- The NCLT bench is chaired by a Judicial member who is supposed to be a retired or a serving High Court Judge and a Technical member who must be from the Indian Corporate Law Service, ICLS Cadre.
- The National Company Law Tribunal is the adjudicating authority for the insolvency resolution process of companies and limited liability partnerships under the Insolvency and Bankruptcy Code, 2016.
- No criminal court shall have jurisdiction to entertain any suit or proceeding in respect of any matter which the Tribunal or the Appellate Tribunal is empowered to determine by or under this Act or any other law for the time being in force and no injunction shall be granted by any court or other authority in respect of any action taken or to be taken in pursuance of any power conferred by or under this Act or any other law for the time being in force, by the Tribunal or the Appellate Tribunal.
- The tribunal has sixteen benches, six at New Delhi (one being the principal bench) and two at Ahmedabad, one at Allahabad, one at Bengaluru, one at Chandigarh, two at Chennai, one at Cuttack, one at Guwahati, three at Hyderabad of which one is at Amaravathi, one at Jaipur, one at Kochi, two at Kolkata and five at Mumbai.
- Of the two new benches approved to be set up, one each in Indore and Amaravathi, the Indore bench is yet to be notified.
- Except the Bench at Amaravathi, all the benches have been notified as division benches.
- Decisions of the tribunal may be appealed to the National Company Law Appellate Tribunal, the decisions of which may further be appealed to the Supreme Court of India on a point of law.

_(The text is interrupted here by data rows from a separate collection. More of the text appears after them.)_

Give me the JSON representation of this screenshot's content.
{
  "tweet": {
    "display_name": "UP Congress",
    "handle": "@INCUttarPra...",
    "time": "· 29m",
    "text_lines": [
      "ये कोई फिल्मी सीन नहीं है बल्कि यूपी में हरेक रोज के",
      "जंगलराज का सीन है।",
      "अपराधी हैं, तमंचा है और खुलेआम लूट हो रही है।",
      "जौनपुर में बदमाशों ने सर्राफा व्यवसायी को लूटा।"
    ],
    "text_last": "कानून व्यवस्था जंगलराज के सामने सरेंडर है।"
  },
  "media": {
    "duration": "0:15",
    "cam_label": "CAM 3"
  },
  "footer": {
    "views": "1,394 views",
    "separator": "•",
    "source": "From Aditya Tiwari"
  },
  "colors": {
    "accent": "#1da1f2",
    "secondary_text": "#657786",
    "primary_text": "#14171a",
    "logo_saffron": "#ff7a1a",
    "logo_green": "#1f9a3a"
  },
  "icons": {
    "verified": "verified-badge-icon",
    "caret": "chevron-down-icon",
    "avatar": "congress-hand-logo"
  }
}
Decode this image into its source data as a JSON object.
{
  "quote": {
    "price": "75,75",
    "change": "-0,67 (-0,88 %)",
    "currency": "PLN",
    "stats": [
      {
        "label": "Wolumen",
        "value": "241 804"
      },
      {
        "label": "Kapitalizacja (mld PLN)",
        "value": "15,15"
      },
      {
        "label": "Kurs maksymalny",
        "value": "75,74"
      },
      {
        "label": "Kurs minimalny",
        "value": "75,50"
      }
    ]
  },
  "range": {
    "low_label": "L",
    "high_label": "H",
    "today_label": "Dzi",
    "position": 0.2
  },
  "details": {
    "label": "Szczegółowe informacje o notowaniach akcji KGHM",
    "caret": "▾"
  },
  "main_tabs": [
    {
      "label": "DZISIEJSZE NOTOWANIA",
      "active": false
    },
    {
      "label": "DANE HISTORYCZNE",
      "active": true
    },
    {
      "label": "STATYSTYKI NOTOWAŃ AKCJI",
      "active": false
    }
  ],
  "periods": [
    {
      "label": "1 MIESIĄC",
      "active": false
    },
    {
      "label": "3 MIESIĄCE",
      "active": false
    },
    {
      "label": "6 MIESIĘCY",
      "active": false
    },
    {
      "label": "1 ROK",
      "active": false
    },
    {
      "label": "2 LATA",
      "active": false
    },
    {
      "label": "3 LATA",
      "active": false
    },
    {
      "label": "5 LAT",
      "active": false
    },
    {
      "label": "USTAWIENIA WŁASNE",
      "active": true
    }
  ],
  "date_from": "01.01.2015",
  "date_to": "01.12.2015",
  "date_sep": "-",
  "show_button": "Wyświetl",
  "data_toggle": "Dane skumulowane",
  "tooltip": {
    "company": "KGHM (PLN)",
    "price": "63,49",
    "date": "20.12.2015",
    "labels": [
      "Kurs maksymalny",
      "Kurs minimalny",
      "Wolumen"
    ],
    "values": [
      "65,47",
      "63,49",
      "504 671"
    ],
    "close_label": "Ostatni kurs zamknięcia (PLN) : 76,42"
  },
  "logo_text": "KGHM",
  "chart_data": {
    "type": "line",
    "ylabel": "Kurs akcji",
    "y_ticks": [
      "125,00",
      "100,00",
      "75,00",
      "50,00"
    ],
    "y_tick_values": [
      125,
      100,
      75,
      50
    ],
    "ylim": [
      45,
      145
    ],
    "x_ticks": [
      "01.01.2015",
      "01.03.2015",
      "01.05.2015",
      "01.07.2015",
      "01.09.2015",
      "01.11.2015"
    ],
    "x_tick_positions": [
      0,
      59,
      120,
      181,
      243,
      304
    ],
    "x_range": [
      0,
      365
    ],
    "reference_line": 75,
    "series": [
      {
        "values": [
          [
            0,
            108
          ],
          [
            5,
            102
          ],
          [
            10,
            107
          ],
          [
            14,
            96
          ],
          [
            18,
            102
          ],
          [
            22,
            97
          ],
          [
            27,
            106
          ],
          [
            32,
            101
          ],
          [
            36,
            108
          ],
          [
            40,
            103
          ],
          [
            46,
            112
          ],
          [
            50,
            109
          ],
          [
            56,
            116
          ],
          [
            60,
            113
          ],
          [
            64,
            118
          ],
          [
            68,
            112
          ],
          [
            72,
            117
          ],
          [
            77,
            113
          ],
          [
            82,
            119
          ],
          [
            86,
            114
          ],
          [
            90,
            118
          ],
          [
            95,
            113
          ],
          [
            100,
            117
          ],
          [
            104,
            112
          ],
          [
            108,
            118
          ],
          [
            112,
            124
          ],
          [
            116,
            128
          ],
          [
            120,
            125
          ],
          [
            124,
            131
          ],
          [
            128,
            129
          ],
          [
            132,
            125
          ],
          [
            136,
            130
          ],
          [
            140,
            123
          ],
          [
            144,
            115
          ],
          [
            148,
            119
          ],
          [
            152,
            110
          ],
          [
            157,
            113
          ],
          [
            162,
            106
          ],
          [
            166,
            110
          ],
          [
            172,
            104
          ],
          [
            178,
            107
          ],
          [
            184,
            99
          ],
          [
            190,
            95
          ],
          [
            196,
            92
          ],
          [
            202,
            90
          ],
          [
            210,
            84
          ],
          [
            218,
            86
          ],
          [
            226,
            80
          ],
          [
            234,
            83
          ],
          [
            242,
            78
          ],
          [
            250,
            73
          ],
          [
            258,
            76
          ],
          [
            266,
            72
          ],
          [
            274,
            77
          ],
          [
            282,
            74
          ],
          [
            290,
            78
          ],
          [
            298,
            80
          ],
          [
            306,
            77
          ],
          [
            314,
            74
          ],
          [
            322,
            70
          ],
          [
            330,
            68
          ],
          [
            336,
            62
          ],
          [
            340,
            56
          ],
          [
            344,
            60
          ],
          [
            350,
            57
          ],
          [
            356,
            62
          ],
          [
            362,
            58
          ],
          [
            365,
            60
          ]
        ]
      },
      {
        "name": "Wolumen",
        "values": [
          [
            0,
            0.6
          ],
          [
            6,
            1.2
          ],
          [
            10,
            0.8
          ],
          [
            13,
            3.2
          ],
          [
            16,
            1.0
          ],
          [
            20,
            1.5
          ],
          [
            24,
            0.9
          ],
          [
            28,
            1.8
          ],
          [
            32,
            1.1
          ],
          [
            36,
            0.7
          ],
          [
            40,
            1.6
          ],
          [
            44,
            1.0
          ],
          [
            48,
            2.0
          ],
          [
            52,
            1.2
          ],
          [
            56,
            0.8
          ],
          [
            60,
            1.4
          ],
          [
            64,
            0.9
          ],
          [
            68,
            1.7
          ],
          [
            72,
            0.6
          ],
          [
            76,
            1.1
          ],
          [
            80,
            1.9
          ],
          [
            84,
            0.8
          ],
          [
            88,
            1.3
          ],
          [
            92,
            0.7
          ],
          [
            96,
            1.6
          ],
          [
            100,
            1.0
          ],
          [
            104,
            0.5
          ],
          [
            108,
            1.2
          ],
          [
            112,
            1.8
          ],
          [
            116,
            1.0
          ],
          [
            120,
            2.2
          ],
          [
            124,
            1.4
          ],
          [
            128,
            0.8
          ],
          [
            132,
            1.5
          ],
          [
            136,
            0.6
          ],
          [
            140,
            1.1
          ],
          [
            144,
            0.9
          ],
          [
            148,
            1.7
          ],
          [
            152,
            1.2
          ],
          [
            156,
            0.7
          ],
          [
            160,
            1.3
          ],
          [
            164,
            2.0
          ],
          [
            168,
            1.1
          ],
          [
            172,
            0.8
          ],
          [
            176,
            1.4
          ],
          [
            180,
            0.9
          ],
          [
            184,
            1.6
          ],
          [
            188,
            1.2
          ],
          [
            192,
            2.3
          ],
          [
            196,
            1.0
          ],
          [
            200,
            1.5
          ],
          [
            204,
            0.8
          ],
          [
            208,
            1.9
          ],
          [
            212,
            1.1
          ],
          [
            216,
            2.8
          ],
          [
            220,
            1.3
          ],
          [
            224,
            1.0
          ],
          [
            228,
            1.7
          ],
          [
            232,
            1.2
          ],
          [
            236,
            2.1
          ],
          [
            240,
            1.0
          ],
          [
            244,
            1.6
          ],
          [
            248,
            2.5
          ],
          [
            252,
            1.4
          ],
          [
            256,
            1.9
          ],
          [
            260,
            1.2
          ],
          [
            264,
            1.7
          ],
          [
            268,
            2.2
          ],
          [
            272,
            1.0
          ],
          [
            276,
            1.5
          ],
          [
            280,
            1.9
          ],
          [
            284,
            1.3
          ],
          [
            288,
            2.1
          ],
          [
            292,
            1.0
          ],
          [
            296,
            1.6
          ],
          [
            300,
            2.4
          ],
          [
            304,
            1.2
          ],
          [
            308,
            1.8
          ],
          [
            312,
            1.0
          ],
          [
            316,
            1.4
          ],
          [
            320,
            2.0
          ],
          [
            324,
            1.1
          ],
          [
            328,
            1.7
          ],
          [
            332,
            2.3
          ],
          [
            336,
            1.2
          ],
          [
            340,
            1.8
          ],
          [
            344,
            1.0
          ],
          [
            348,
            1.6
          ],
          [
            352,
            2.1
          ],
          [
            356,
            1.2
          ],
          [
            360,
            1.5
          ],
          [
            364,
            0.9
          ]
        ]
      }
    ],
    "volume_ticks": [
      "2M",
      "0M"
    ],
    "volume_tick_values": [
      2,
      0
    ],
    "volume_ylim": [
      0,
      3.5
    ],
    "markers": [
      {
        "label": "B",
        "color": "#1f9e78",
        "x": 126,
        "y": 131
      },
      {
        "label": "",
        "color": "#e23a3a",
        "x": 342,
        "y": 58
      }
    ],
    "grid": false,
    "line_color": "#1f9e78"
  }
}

- The Supreme Court of India has upheld the Insolvency and Bankruptcy Code in its entirety.
- The National Company Law Tribunal has the power under the Companies Act to adjudicate proceedings:
- Initiated before the Company Law Board under the previous act (the Companies Act 1956)
- Pending before the Board for Industrial and Financial Reconstruction, including those pending under the Sick Industrial Companies (Special Provisions) Act, 1985
- Pending before the Appellate Authority for Industrial and Financial Reconstruction; and
- Pertaining to claims of oppression and mismanagement of a company, winding up of companies and all other powers prescribed under the Companies
2. National Wildlife Board of India (NWBI)
- NBWL is a statutory body as it has been constituted under Section 5 A the Wildlife Protection Act, 1972.
- It is the apex body to review all wildlife-related matters and approve projects in and around national parks and sanctuaries i.e. Protected Areas.
- In 2003, NBWL was constituted. Its term lapsed in 2013. In 2014, it was reconstituted (was notified on July 22, 2014).
- It is a 47-member board (including the chairman) which usually meets once a year. It is chaired by Prime minister.
- The environment ministry has delegated all powers of the NBWL to a compliant Standing Committee which regularly meets and clears projects in Protected Areas.
- The National Board may, at its discretion, constitute a Standing Committee under sub-section (1) of Section 5B to be chaired by Union Minister in charge of Forests and Wildlife.
- The WLPA (Wildlife Protection Act) mandates that without the approval /recommendation of the NBWL, construction of tourist lodges, alteration of the boundaries of PAs, destruction or diversion of wildlife habitat and de-notification of Tiger Reserves, cannot be done.